Texting, as of right now, is one of the most used ways of communication. But when texting is mixed with driving, it is not the safest combination. Texting and driving should be banned in all fifty states for all ages because texting is a privilege, not a right, it is a distraction, it is dangerous, and innocent lives have been tremendously affected.
Although cell phone usage has become extremely evolved within this decade, it still has brought many flaws throughout our nation. One would think with the total number of deaths and numerous accidents that the entire nation would eventually come to a conclusion about this issue. But as of right now, twelve states prohibit all drivers from using hand-held cell phones while driving. Thirty-seven states and D.C ban all cell phone use by novice drivers, and twenty states prohibit school bus drivers. Also forty-two, D.C., Puerto Rico, Guam, and the U.S. Virgin Islands ban texting messaging for all drivers. Arizona, Mississippi, Missouri, Montana, Oklahoma, South Carolina, South Dakota, and Texas are the eight states that do not restrict all drivers from texting and driving. The state of Texas, with the population 26,664,574 people, is the second largest state in the US. Imagine half of those people texting while driving all at one time. This would be a date for disaster. (Texas Department of State Health Services )
Although having a cell phone would be very convenient to one, it is not a priority for anyone. Being able to text is not a right under any means; therefore, texting would be considered a privilege. If a driver receives a text, there is no law that states the driver has to respond immediately. There is no disease or illness that a driver can receive by not responding to a text while being behind the wheel. Simply, the text can wait. There is no excuse for putting other drivers at risk because of a simple text message. It could be really tempting not to pick up the phone when receiving a text, but keep in mind there is no obligation for a driver to reply. To avoid this solution, reply to that person later. Also, one can call that person hands freely via Bluetooth. By any means, being patient and texting someone later cannot lead to danger or death of others. Start realizing that texting in general, is not a priority or right for anyone to do, it is simply a privilege.
Texting and driving should be banned in all fifty states because texting is a distraction that keeps drivers away from the road. According to the book Brain Rules, while multitasking, research shows your error rate goes up 50 percent and it takes you twice as long to do things. (Cooper) Texting someone is nearly the same as talking on the phone, therefore, it’s an ongoing conversation.
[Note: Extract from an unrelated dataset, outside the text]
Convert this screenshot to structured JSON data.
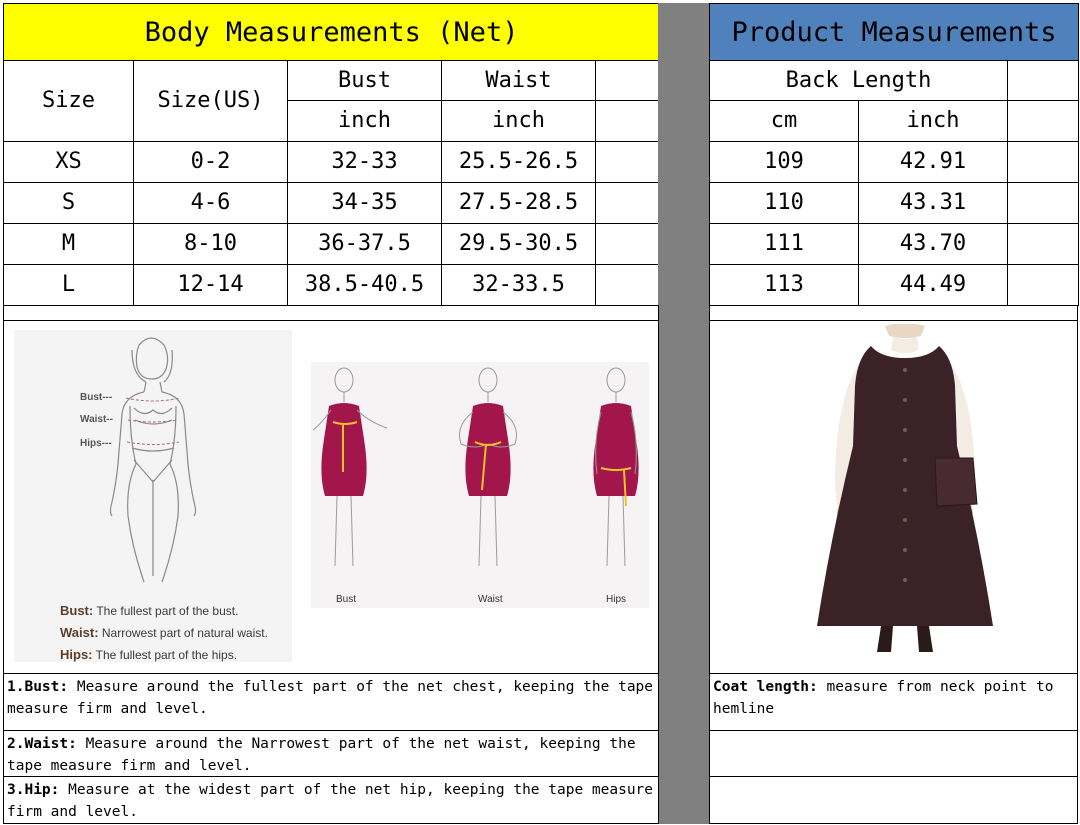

But driving is an ongoing action, excluding stop signs and stoplights as well. As a driver the main focus is the road. In order to send a text, the cell phone has to be the main focus. For example, if a driver is at a stop sign, receives a text,...